After some 37 years as a consultant and listing Marriott International as his biggest client, Deloitte LLP’s most familiar face to the hotel industry, Alex Kyriakidis, has decided to join Marriott as president and managing director for the Middle East and Africa, effective January 1, 2012, in Dubai.
“It is a great opportunity,” Kyriakidis told HOTELS. “I have served Marriott for 30 years and know the organization as well as anyone. “In 1979 I was auditing the Marriott in Cairo. Since then, I have done a lot of M&A work for them and know many of the people inside very well.”
Once he opens his Dubai office in January, Kyriakidis says his first charge will be to meet and get to know all the people who belong to the Marriott family in the region. “I will get to know the owners better and the governments in the region,” he says. “Then I think it is working with the team in place to drive growth.”
Currently, Marriott has 33 hotels in 10 countries in the region with 40 hotels at various stages of the pipeline due to come on stream through 2015-2016. Kyriakidis says quite a big chunk of the pipeline is coming in the UAE and the Kingdom of Saudi Arabia over next few years.
“I see three macro markets in the region,” Kyriakidis adds. “First, the GCC, which has massive potential yet for growth — some markets maturing but some remain wide open. Saudi, for example, is witnessing growth in religious tourism with 25 million people and massive investment in infrastructure. Qatar’s economy is on steroids and the UAE itself continues to absorb product like there is no tomorrow. The GCC will continue to be region of opportunity.”
Next, Kyriakidis cites Iraq and Libya, saying, “Once they stabilized, those countries will be rebuilding and hospitality industry will need to respond. Egypt, until the uprising, was one of the most successful emerging countries in tourism in the region (14% of GDP). Once it stabilizes, hospitality will kick back in and help the country get back on its feet.”
Then there is Africa, which Kyriakidis says represents “a blank piece of paper with very little branded product.” He says various economies there are receiving investment capital due to their mineral wealth and are in need infrastructure and tourism infrastructure investment. “It is a great opportunity,” he adds. “It is back to the pioneering days of this industry.”

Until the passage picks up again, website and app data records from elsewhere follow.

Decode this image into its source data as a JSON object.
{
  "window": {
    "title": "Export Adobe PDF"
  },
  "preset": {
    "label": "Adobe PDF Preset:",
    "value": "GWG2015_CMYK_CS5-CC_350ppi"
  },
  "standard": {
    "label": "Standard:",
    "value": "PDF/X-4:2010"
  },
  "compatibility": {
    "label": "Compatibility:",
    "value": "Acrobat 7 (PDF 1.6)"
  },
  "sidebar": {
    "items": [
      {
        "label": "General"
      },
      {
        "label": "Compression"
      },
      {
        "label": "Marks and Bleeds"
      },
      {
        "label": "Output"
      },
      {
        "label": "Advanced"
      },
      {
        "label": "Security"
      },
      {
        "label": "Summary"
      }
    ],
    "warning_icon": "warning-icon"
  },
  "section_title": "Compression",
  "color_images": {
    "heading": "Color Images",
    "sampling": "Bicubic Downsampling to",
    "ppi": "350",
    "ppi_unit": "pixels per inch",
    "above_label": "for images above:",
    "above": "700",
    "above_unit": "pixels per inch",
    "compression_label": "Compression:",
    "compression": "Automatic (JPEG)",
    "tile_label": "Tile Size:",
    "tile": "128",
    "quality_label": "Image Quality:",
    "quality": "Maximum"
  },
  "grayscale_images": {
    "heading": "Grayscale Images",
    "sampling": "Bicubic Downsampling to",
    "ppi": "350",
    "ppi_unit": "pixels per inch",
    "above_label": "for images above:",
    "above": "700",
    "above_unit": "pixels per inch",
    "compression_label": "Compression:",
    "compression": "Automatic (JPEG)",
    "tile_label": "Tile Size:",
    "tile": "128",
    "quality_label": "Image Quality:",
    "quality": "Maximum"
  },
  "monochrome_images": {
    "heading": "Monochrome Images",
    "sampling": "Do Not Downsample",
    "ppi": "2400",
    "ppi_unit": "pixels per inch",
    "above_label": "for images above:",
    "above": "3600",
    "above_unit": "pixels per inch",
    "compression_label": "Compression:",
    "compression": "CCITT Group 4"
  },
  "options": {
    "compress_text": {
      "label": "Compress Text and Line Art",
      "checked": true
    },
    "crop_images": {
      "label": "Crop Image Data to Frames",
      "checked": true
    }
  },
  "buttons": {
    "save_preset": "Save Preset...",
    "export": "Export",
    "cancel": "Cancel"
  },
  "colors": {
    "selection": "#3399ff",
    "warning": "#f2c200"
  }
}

Overall, Kyriakidis calls his new landscape “a good cocktail of opportunity” that, in context, is just beginning.